### Exercise instructions:
Output the listing exactly, without its pictures.

### Data supplied:
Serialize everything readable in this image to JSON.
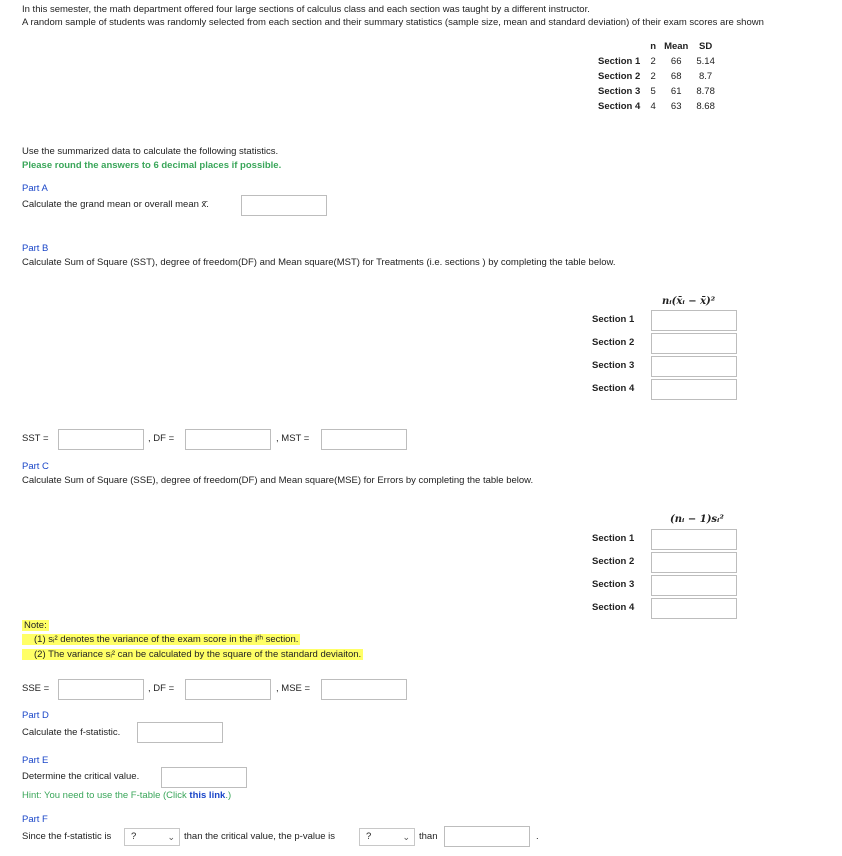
{
  "intro": {
    "line1": "In this semester, the math department offered four large sections of calculus class and each section was taught by a different instructor.",
    "line2": "A random sample of students was randomly selected from each section and their summary statistics (sample size, mean and standard deviation) of their exam scores are shown"
  },
  "summary_table": {
    "headers": [
      "n",
      "Mean",
      "SD"
    ],
    "rows": [
      {
        "label": "Section 1",
        "n": "2",
        "mean": "66",
        "sd": "5.14"
      },
      {
        "label": "Section 2",
        "n": "2",
        "mean": "68",
        "sd": "8.7"
      },
      {
        "label": "Section 3",
        "n": "5",
        "mean": "61",
        "sd": "8.78"
      },
      {
        "label": "Section 4",
        "n": "4",
        "mean": "63",
        "sd": "8.68"
      }
    ]
  },
  "instructions": {
    "use": "Use the summarized data to calculate the following statistics.",
    "round": "Please round the answers to 6 decimal places if possible."
  },
  "partA": {
    "title": "Part A",
    "prompt": "Calculate the grand mean or overall mean x̄̄."
  },
  "partB": {
    "title": "Part B",
    "prompt": "Calculate Sum of Square (SST), degree of freedom(DF) and Mean square(MST) for Treatments (i.e. sections ) by completing the table below.",
    "column_header": "nᵢ(x̄ᵢ − x̄̄)²",
    "sections": [
      "Section 1",
      "Section 2",
      "Section 3",
      "Section 4"
    ],
    "sst_label": "SST =",
    "df_label": ", DF =",
    "mst_label": ", MST ="
  },
  "partC": {
    "title": "Part C",
    "prompt": "Calculate Sum of Square (SSE), degree of freedom(DF) and Mean square(MSE) for Errors by completing the table below.",
    "column_header": "(nᵢ − 1)sᵢ²",
    "sections": [
      "Section 1",
      "Section 2",
      "Section 3",
      "Section 4"
    ],
    "note_title": "Note:",
    "note1": "(1) sᵢ² denotes the variance of the exam score in the iᵗʰ section.",
    "note2": "(2) The variance sᵢ² can be calculated by the square of the standard deviaiton.",
    "sse_label": "SSE =",
    "df_label": ", DF =",
    "mse_label": ", MSE ="
  },
  "partD": {
    "title": "Part D",
    "prompt": "Calculate the f-statistic."
  },
  "partE": {
    "title": "Part E",
    "prompt": "Determine the critical value.",
    "hint_prefix": "Hint: You need to use the F-table (Click ",
    "hint_link": "this link",
    "hint_suffix": ".)"
  },
  "partF": {
    "title": "Part F",
    "prefix": "Since the f-statistic is",
    "select1": "?",
    "middle": "than the critical value, the p-value is",
    "select2": "?",
    "suffix": "than",
    "end": "."
  }
}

### Written solution:
Serialize everything readable in this image to JSON.
{
  "intro": {
    "line1": "In this semester, the math department offered four large sections of calculus class and each section was taught by a different instructor.",
    "line2": "A random sample of students was randomly selected from each section and their summary statistics (sample size, mean and standard deviation) of their exam scores are shown"
  },
  "summary_table": {
    "headers": [
      "n",
      "Mean",
      "SD"
    ],
    "rows": [
      {
        "label": "Section 1",
        "n": "2",
        "mean": "66",
        "sd": "5.14"
      },
      {
        "label": "Section 2",
        "n": "2",
        "mean": "68",
        "sd": "8.7"
      },
      {
        "label": "Section 3",
        "n": "5",
        "mean": "61",
        "sd": "8.78"
      },
      {
        "label": "Section 4",
        "n": "4",
        "mean": "63",
        "sd": "8.68"
      }
    ]
  },
  "instructions": {
    "use": "Use the summarized data to calculate the following statistics.",
    "round": "Please round the answers to 6 decimal places if possible."
  },
  "partA": {
    "title": "Part A",
    "prompt": "Calculate the grand mean or overall mean x̄̄."
  },
  "partB": {
    "title": "Part B",
    "prompt": "Calculate Sum of Square (SST), degree of freedom(DF) and Mean square(MST) for Treatments (i.e. sections ) by completing the table below.",
    "column_header": "nᵢ(x̄ᵢ − x̄̄)²",
    "sections": [
      "Section 1",
      "Section 2",
      "Section 3",
      "Section 4"
    ],
    "sst_label": "SST =",
    "df_label": ", DF =",
    "mst_label": ", MST ="
  },
  "partC": {
    "title": "Part C",
    "prompt": "Calculate Sum of Square (SSE), degree of freedom(DF) and Mean square(MSE) for Errors by completing the table below.",
    "column_header": "(nᵢ − 1)sᵢ²",
    "sections": [
      "Section 1",
      "Section 2",
      "Section 3",
      "Section 4"
    ],
    "note_title": "Note:",
    "note1": "(1) sᵢ² denotes the variance of the exam score in the iᵗʰ section.",
    "note2": "(2) The variance sᵢ² can be calculated by the square of the standard deviaiton.",
    "sse_label": "SSE =",
    "df_label": ", DF =",
    "mse_label": ", MSE ="
  },
  "partD": {
    "title": "Part D",
    "prompt": "Calculate the f-statistic."
  },
  "partE": {
    "title": "Part E",
    "prompt": "Determine the critical value.",
    "hint_prefix": "Hint: You need to use the F-table (Click ",
    "hint_link": "this link",
    "hint_suffix": ".)"
  },
  "partF": {
    "title": "Part F",
    "prefix": "Since the f-statistic is",
    "select1": "?",
    "middle": "than the critical value, the p-value is",
    "select2": "?",
    "suffix": "than",
    "end": "."
  }
}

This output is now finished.